What the task asks
Which lines below hold the word "Место"? Copy all of them.

Interface dataset entries:
——
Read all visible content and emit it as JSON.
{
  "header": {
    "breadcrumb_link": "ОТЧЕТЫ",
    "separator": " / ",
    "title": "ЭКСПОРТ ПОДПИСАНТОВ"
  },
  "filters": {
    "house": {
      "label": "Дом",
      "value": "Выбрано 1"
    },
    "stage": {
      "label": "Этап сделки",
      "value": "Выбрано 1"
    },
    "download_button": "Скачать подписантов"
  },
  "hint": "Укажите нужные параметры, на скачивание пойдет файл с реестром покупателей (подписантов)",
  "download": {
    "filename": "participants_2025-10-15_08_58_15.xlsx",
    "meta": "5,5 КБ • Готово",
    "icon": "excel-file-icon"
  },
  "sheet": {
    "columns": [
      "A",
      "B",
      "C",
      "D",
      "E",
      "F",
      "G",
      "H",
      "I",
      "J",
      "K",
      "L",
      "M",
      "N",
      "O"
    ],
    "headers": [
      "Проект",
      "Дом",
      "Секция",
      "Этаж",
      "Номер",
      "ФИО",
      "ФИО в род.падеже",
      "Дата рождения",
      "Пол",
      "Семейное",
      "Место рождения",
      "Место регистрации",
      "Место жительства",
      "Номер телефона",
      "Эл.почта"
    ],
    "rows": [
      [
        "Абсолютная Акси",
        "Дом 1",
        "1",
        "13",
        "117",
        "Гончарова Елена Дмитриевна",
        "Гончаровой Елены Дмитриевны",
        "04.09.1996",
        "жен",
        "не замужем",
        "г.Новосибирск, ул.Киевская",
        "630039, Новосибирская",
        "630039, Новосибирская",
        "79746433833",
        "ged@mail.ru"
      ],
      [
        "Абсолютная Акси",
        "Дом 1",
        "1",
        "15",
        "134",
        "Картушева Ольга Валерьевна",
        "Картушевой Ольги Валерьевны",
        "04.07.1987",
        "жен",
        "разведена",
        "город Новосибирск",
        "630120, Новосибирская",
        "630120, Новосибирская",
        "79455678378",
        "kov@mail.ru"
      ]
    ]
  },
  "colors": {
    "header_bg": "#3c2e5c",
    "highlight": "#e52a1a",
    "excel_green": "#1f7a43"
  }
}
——
Result
      "Место рождения",
      "Место регистрации",
      "Место жительства",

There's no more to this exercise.